» Work instructions: Every line of the entries below that includes "title" belongs in the answer, copied as written.

(Excerpts from an interface dataset)
-- -- --

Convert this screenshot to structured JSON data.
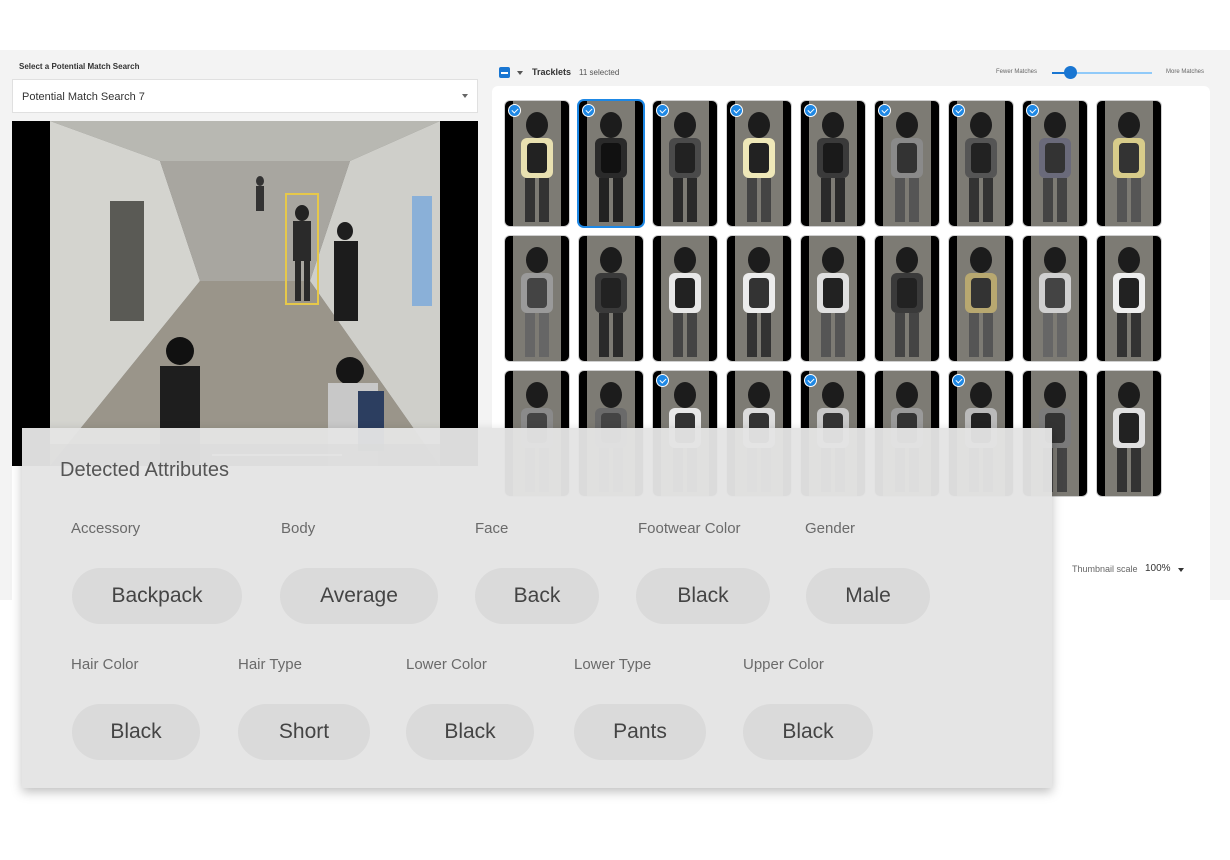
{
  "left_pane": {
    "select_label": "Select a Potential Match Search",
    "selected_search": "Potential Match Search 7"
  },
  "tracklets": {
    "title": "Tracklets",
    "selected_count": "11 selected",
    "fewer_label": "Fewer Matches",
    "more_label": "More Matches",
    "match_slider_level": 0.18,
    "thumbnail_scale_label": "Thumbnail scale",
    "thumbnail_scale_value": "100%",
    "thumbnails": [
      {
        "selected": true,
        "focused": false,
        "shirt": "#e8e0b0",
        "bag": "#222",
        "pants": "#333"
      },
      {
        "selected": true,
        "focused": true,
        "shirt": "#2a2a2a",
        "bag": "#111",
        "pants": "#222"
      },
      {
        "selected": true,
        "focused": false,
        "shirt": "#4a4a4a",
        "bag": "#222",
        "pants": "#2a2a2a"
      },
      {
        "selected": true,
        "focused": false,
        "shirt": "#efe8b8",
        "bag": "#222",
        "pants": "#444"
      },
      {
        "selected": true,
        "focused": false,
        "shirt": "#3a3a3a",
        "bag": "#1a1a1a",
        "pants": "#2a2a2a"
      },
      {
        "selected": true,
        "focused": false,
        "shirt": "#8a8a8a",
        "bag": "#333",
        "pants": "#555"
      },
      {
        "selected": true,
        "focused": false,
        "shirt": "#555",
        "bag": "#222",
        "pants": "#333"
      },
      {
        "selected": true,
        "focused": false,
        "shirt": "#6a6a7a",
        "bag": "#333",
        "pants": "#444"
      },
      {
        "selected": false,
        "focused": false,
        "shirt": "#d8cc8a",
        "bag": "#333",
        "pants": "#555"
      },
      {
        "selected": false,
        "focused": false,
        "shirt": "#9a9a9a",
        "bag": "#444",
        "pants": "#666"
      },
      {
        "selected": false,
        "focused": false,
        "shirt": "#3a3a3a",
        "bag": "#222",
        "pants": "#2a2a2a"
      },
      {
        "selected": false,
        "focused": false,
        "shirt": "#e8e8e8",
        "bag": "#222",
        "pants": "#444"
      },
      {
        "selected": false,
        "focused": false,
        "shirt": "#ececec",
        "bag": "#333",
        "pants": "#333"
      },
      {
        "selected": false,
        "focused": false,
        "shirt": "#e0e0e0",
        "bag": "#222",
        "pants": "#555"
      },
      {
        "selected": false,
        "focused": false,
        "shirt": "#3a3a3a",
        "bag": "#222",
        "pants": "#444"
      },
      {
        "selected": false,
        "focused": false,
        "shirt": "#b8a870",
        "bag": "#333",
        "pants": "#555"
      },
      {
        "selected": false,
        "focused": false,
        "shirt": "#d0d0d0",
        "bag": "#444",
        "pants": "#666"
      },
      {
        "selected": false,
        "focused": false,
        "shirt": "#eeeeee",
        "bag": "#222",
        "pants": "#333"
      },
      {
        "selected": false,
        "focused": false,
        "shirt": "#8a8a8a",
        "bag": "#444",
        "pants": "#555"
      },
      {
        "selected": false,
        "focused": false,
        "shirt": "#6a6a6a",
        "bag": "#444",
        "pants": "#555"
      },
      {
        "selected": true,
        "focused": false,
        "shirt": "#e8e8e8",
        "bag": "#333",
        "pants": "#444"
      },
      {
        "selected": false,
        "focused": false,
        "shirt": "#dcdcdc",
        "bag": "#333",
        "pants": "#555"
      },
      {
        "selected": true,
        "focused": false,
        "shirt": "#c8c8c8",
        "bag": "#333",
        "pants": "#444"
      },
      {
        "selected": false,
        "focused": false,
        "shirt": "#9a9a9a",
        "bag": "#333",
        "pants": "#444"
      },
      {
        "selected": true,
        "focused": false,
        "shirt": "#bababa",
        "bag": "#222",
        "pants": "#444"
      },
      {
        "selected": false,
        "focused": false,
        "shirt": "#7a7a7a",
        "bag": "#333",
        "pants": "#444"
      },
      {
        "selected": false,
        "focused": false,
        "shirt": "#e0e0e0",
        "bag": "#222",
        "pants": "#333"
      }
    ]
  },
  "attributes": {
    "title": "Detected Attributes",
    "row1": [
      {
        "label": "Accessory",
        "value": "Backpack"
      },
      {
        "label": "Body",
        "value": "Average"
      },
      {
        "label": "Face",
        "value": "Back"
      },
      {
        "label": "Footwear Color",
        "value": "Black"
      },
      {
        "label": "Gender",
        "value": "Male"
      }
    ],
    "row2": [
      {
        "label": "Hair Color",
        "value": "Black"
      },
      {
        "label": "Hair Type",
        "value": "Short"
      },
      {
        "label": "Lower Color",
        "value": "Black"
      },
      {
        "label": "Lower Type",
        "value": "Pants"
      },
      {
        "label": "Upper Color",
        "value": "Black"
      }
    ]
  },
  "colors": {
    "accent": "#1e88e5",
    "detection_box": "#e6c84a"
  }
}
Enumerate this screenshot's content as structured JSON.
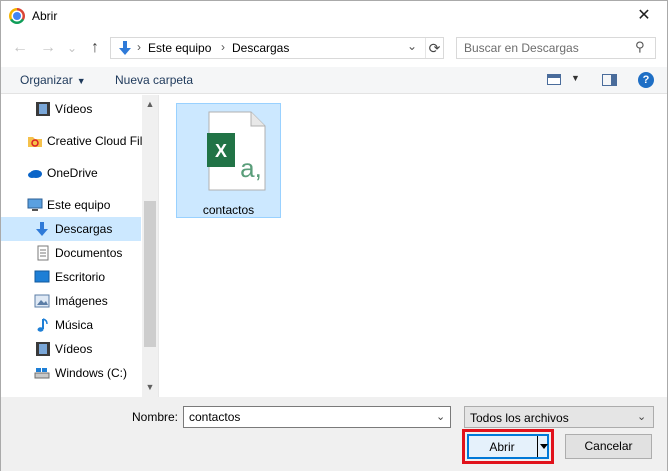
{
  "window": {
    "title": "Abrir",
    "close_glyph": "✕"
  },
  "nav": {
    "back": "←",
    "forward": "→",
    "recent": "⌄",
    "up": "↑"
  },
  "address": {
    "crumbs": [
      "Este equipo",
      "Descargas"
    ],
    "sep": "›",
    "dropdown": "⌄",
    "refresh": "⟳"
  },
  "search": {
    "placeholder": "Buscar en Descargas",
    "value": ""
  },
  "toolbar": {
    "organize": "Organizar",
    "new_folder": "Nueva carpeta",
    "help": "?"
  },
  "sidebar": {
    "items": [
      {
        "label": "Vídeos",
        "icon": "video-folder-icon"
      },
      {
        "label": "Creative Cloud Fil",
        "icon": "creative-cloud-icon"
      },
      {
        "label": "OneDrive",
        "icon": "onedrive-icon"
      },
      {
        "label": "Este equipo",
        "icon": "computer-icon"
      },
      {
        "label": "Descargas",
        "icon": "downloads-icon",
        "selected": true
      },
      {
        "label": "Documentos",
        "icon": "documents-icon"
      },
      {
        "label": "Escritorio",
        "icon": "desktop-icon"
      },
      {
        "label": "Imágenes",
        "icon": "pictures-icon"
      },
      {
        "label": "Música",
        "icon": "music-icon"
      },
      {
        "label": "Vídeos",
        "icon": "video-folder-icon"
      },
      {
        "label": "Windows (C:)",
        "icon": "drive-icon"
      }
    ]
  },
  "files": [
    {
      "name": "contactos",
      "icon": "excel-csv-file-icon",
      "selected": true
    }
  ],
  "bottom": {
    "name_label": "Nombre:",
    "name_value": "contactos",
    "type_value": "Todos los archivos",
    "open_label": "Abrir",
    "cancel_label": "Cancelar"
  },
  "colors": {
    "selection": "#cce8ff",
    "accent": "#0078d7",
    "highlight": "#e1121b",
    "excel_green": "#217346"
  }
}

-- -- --

» Answer for the task:
    "title": "Tracklets",
    "title": "Detected Attributes",
    "title": "Abrir",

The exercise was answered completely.